::: Exercise input
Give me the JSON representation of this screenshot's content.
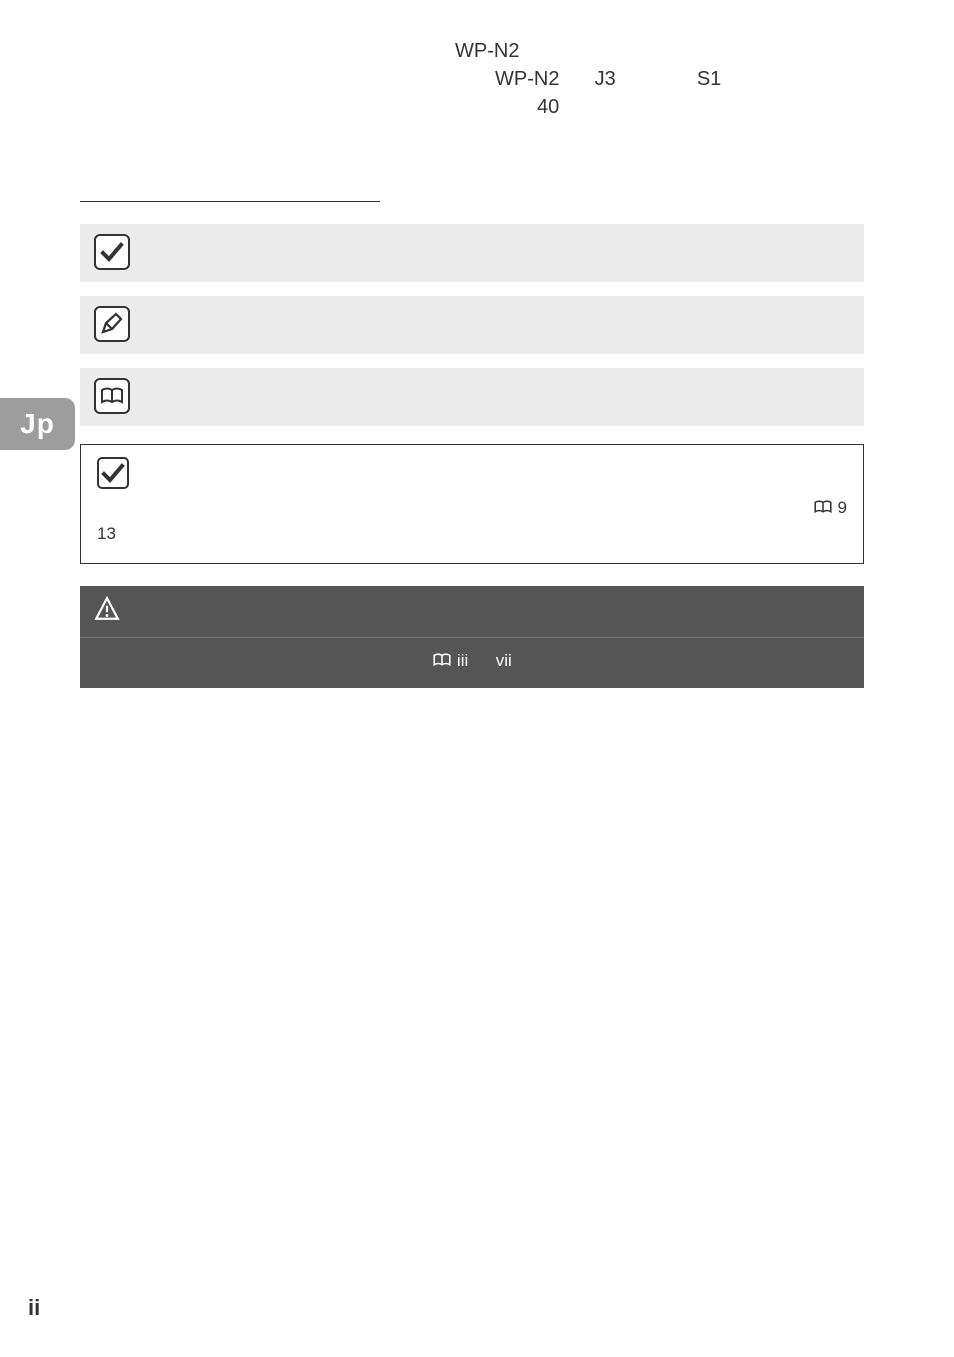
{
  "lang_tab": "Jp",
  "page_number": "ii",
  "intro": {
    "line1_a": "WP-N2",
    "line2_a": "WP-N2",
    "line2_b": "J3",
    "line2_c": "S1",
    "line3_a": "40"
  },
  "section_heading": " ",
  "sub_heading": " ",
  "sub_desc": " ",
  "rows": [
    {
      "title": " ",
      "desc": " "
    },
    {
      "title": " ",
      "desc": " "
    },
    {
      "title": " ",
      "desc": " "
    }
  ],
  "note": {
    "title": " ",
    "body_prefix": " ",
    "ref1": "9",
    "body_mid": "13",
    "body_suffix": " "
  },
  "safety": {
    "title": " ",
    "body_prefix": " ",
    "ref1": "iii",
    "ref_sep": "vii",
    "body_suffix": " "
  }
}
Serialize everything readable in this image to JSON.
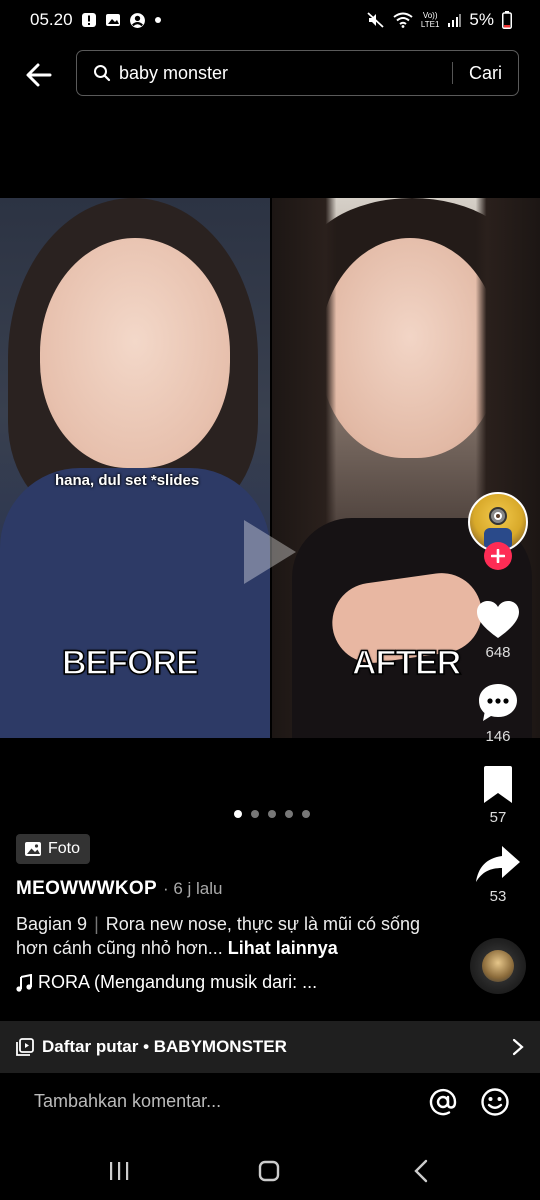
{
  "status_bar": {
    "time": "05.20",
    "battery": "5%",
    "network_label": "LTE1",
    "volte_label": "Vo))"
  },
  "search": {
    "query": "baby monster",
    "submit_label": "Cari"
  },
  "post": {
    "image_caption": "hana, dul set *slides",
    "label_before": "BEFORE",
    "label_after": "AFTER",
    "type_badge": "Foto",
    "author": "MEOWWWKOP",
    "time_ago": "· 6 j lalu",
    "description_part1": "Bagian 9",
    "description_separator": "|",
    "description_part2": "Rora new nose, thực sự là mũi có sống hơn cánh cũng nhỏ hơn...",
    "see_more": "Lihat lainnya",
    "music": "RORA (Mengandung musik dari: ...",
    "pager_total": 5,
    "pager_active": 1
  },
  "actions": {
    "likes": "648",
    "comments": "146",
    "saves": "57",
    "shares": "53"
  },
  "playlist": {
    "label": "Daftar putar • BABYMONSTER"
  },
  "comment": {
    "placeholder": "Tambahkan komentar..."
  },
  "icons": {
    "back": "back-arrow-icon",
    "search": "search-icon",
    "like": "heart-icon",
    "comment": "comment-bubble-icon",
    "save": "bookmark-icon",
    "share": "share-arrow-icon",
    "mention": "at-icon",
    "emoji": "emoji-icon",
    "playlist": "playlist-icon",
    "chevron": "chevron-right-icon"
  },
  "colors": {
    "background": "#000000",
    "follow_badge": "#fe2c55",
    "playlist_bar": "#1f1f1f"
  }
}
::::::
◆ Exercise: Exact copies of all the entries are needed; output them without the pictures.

◆ Response area:
Give me the JSON representation of this screenshot's content.
{
  "lang_tab": "Jp",
  "page_number": "ii",
  "intro": {
    "line1_a": "WP-N2",
    "line2_a": "WP-N2",
    "line2_b": "J3",
    "line2_c": "S1",
    "line3_a": "40"
  },
  "section_heading": " ",
  "sub_heading": " ",
  "sub_desc": " ",
  "rows": [
    {
      "title": " ",
      "desc": " "
    },
    {
      "title": " ",
      "desc": " "
    },
    {
      "title": " ",
      "desc": " "
    }
  ],
  "note": {
    "title": " ",
    "body_prefix": " ",
    "ref1": "9",
    "body_mid": "13",
    "body_suffix": " "
  },
  "safety": {
    "title": " ",
    "body_prefix": " ",
    "ref1": "iii",
    "ref_sep": "vii",
    "body_suffix": " "
  }
}
Serialize everything readable in this image to JSON.
{
  "status_bar": {
    "time": "05.20",
    "battery": "5%",
    "network_label": "LTE1",
    "volte_label": "Vo))"
  },
  "search": {
    "query": "baby monster",
    "submit_label": "Cari"
  },
  "post": {
    "image_caption": "hana, dul set *slides",
    "label_before": "BEFORE",
    "label_after": "AFTER",
    "type_badge": "Foto",
    "author": "MEOWWWKOP",
    "time_ago": "· 6 j lalu",
    "description_part1": "Bagian 9",
    "description_separator": "|",
    "description_part2": "Rora new nose, thực sự là mũi có sống hơn cánh cũng nhỏ hơn...",
    "see_more": "Lihat lainnya",
    "music": "RORA (Mengandung musik dari: ...",
    "pager_total": 5,
    "pager_active": 1
  },
  "actions": {
    "likes": "648",
    "comments": "146",
    "saves": "57",
    "shares": "53"
  },
  "playlist": {
    "label": "Daftar putar • BABYMONSTER"
  },
  "comment": {
    "placeholder": "Tambahkan komentar..."
  },
  "icons": {
    "back": "back-arrow-icon",
    "search": "search-icon",
    "like": "heart-icon",
    "comment": "comment-bubble-icon",
    "save": "bookmark-icon",
    "share": "share-arrow-icon",
    "mention": "at-icon",
    "emoji": "emoji-icon",
    "playlist": "playlist-icon",
    "chevron": "chevron-right-icon"
  },
  "colors": {
    "background": "#000000",
    "follow_badge": "#fe2c55",
    "playlist_bar": "#1f1f1f"
  }
}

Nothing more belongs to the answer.